* Problem to work on:
When you output the records, match them exactly and omit any picture they include.

-------

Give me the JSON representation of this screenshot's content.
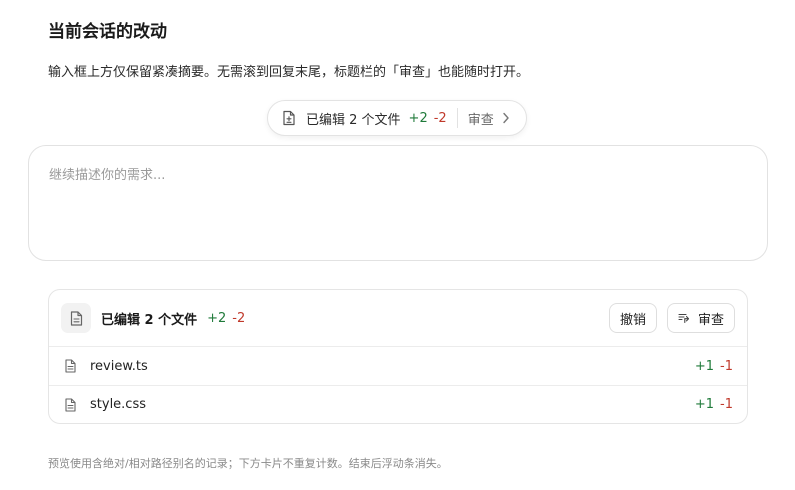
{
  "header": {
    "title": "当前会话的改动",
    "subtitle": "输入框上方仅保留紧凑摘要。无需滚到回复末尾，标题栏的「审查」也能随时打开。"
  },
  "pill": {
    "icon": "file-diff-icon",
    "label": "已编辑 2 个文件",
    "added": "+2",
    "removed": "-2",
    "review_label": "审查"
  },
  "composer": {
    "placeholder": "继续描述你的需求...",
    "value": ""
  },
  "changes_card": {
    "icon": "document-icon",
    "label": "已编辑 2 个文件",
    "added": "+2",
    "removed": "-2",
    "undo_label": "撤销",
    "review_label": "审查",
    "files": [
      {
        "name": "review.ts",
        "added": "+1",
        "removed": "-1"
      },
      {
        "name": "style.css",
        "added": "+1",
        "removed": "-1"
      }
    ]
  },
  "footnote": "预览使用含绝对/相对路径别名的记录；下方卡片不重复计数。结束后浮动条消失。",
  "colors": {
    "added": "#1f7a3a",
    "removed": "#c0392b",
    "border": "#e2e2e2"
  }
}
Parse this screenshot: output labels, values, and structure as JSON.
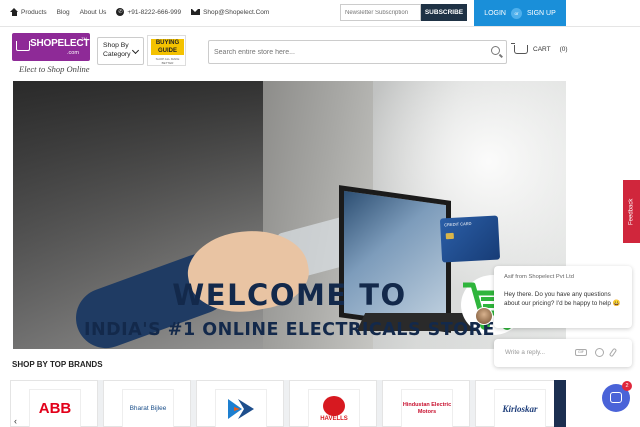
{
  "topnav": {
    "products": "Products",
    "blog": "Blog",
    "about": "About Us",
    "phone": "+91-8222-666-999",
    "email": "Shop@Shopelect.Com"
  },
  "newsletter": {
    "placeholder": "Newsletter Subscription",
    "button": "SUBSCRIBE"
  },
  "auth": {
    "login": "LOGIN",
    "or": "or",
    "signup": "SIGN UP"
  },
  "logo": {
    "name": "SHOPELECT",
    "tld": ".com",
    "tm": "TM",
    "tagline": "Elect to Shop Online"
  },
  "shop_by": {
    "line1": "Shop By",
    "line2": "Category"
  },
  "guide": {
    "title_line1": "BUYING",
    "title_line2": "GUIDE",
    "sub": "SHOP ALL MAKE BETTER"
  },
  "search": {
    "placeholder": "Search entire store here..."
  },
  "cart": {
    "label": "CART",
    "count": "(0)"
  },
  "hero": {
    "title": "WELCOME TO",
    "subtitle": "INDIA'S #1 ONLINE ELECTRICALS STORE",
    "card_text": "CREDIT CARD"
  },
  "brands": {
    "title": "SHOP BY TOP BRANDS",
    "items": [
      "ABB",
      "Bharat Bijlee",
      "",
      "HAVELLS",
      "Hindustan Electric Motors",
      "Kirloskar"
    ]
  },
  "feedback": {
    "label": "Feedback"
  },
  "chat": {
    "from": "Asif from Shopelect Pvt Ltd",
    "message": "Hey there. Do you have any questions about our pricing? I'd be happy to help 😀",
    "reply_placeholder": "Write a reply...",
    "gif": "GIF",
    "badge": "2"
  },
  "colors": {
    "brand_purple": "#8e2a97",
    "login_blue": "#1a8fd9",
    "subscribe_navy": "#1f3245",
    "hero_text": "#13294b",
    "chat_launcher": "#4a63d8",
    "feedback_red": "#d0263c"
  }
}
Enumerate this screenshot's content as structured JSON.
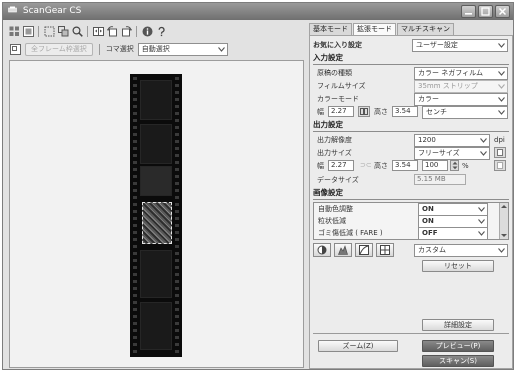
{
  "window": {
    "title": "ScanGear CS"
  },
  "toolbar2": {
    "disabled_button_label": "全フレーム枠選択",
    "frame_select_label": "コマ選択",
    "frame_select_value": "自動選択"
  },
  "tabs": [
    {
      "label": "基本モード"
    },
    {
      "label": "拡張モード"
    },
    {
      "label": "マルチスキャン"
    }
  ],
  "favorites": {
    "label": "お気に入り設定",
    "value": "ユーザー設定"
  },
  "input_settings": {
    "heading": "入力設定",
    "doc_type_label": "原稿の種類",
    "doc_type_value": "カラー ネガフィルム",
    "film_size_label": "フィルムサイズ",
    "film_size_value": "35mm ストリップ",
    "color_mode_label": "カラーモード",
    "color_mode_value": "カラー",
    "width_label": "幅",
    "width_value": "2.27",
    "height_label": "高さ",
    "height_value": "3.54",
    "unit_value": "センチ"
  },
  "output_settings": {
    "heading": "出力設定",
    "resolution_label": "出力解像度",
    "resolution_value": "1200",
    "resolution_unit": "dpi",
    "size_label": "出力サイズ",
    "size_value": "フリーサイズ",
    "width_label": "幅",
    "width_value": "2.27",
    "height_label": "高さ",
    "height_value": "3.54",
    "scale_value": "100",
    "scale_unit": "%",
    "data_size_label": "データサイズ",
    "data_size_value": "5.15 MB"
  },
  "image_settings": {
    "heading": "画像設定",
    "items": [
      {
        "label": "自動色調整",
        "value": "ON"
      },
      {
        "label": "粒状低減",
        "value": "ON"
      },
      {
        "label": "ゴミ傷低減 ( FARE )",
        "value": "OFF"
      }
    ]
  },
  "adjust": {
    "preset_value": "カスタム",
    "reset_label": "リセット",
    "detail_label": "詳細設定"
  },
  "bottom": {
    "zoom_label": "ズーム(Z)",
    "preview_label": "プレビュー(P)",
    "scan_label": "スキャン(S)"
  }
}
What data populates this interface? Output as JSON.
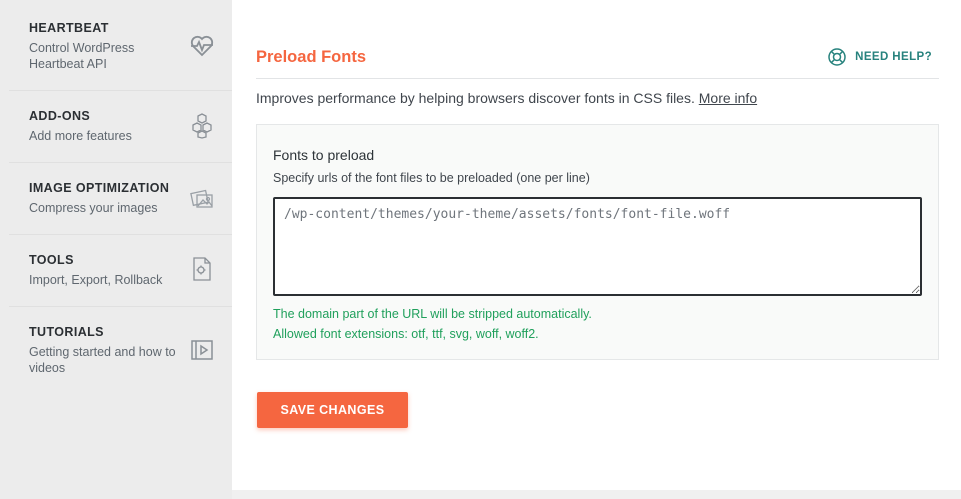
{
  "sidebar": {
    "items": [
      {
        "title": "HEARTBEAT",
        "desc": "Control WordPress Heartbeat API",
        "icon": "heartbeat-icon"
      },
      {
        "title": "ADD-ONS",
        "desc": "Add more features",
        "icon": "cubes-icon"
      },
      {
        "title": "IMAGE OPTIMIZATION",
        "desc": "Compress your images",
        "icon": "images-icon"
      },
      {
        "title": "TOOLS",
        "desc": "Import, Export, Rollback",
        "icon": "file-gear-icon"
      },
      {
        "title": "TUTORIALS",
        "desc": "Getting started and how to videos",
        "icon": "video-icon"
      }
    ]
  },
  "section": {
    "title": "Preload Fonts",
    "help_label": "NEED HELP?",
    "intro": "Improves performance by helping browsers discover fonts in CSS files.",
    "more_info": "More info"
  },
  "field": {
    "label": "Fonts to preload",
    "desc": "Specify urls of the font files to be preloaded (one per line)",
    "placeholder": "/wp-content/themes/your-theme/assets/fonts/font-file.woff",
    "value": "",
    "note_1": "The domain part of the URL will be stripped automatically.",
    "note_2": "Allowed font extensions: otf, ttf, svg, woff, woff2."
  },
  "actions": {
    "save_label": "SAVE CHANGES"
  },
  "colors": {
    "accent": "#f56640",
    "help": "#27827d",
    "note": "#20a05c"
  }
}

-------

* Exercise response:
Give me the JSON representation of this screenshot's content.
{
  "header": {
    "title": "当前会话的改动",
    "subtitle": "输入框上方仅保留紧凑摘要。无需滚到回复末尾，标题栏的「审查」也能随时打开。"
  },
  "pill": {
    "icon": "file-diff-icon",
    "label": "已编辑 2 个文件",
    "added": "+2",
    "removed": "-2",
    "review_label": "审查"
  },
  "composer": {
    "placeholder": "继续描述你的需求...",
    "value": ""
  },
  "changes_card": {
    "icon": "document-icon",
    "label": "已编辑 2 个文件",
    "added": "+2",
    "removed": "-2",
    "undo_label": "撤销",
    "review_label": "审查",
    "files": [
      {
        "name": "review.ts",
        "added": "+1",
        "removed": "-1"
      },
      {
        "name": "style.css",
        "added": "+1",
        "removed": "-1"
      }
    ]
  },
  "footnote": "预览使用含绝对/相对路径别名的记录；下方卡片不重复计数。结束后浮动条消失。",
  "colors": {
    "added": "#1f7a3a",
    "removed": "#c0392b",
    "border": "#e2e2e2"
  }
}
Parse this screenshot: output labels, values, and structure as JSON.
{
  "topnav": {
    "products": "Products",
    "blog": "Blog",
    "about": "About Us",
    "phone": "+91-8222-666-999",
    "email": "Shop@Shopelect.Com"
  },
  "newsletter": {
    "placeholder": "Newsletter Subscription",
    "button": "SUBSCRIBE"
  },
  "auth": {
    "login": "LOGIN",
    "or": "or",
    "signup": "SIGN UP"
  },
  "logo": {
    "name": "SHOPELECT",
    "tld": ".com",
    "tm": "TM",
    "tagline": "Elect to Shop Online"
  },
  "shop_by": {
    "line1": "Shop By",
    "line2": "Category"
  },
  "guide": {
    "title_line1": "BUYING",
    "title_line2": "GUIDE",
    "sub": "SHOP ALL MAKE BETTER"
  },
  "search": {
    "placeholder": "Search entire store here..."
  },
  "cart": {
    "label": "CART",
    "count": "(0)"
  },
  "hero": {
    "title": "WELCOME TO",
    "subtitle": "INDIA'S #1 ONLINE ELECTRICALS STORE",
    "card_text": "CREDIT CARD"
  },
  "brands": {
    "title": "SHOP BY TOP BRANDS",
    "items": [
      "ABB",
      "Bharat Bijlee",
      "",
      "HAVELLS",
      "Hindustan Electric Motors",
      "Kirloskar"
    ]
  },
  "feedback": {
    "label": "Feedback"
  },
  "chat": {
    "from": "Asif from Shopelect Pvt Ltd",
    "message": "Hey there. Do you have any questions about our pricing? I'd be happy to help 😀",
    "reply_placeholder": "Write a reply...",
    "gif": "GIF",
    "badge": "2"
  },
  "colors": {
    "brand_purple": "#8e2a97",
    "login_blue": "#1a8fd9",
    "subscribe_navy": "#1f3245",
    "hero_text": "#13294b",
    "chat_launcher": "#4a63d8",
    "feedback_red": "#d0263c"
  }
}
Enumerate this screenshot's content as structured JSON.
{
  "window": {
    "title": "ScanGear CS"
  },
  "toolbar2": {
    "disabled_button_label": "全フレーム枠選択",
    "frame_select_label": "コマ選択",
    "frame_select_value": "自動選択"
  },
  "tabs": [
    {
      "label": "基本モード"
    },
    {
      "label": "拡張モード"
    },
    {
      "label": "マルチスキャン"
    }
  ],
  "favorites": {
    "label": "お気に入り設定",
    "value": "ユーザー設定"
  },
  "input_settings": {
    "heading": "入力設定",
    "doc_type_label": "原稿の種類",
    "doc_type_value": "カラー ネガフィルム",
    "film_size_label": "フィルムサイズ",
    "film_size_value": "35mm ストリップ",
    "color_mode_label": "カラーモード",
    "color_mode_value": "カラー",
    "width_label": "幅",
    "width_value": "2.27",
    "height_label": "高さ",
    "height_value": "3.54",
    "unit_value": "センチ"
  },
  "output_settings": {
    "heading": "出力設定",
    "resolution_label": "出力解像度",
    "resolution_value": "1200",
    "resolution_unit": "dpi",
    "size_label": "出力サイズ",
    "size_value": "フリーサイズ",
    "width_label": "幅",
    "width_value": "2.27",
    "height_label": "高さ",
    "height_value": "3.54",
    "scale_value": "100",
    "scale_unit": "%",
    "data_size_label": "データサイズ",
    "data_size_value": "5.15 MB"
  },
  "image_settings": {
    "heading": "画像設定",
    "items": [
      {
        "label": "自動色調整",
        "value": "ON"
      },
      {
        "label": "粒状低減",
        "value": "ON"
      },
      {
        "label": "ゴミ傷低減 ( FARE )",
        "value": "OFF"
      }
    ]
  },
  "adjust": {
    "preset_value": "カスタム",
    "reset_label": "リセット",
    "detail_label": "詳細設定"
  },
  "bottom": {
    "zoom_label": "ズーム(Z)",
    "preview_label": "プレビュー(P)",
    "scan_label": "スキャン(S)"
  }
}
What data populates this interface? Output as JSON.
{
  "sidebar": {
    "items": [
      {
        "title": "HEARTBEAT",
        "desc": "Control WordPress Heartbeat API",
        "icon": "heartbeat-icon"
      },
      {
        "title": "ADD-ONS",
        "desc": "Add more features",
        "icon": "cubes-icon"
      },
      {
        "title": "IMAGE OPTIMIZATION",
        "desc": "Compress your images",
        "icon": "images-icon"
      },
      {
        "title": "TOOLS",
        "desc": "Import, Export, Rollback",
        "icon": "file-gear-icon"
      },
      {
        "title": "TUTORIALS",
        "desc": "Getting started and how to videos",
        "icon": "video-icon"
      }
    ]
  },
  "section": {
    "title": "Preload Fonts",
    "help_label": "NEED HELP?",
    "intro": "Improves performance by helping browsers discover fonts in CSS files.",
    "more_info": "More info"
  },
  "field": {
    "label": "Fonts to preload",
    "desc": "Specify urls of the font files to be preloaded (one per line)",
    "placeholder": "/wp-content/themes/your-theme/assets/fonts/font-file.woff",
    "value": "",
    "note_1": "The domain part of the URL will be stripped automatically.",
    "note_2": "Allowed font extensions: otf, ttf, svg, woff, woff2."
  },
  "actions": {
    "save_label": "SAVE CHANGES"
  },
  "colors": {
    "accent": "#f56640",
    "help": "#27827d",
    "note": "#20a05c"
  }
}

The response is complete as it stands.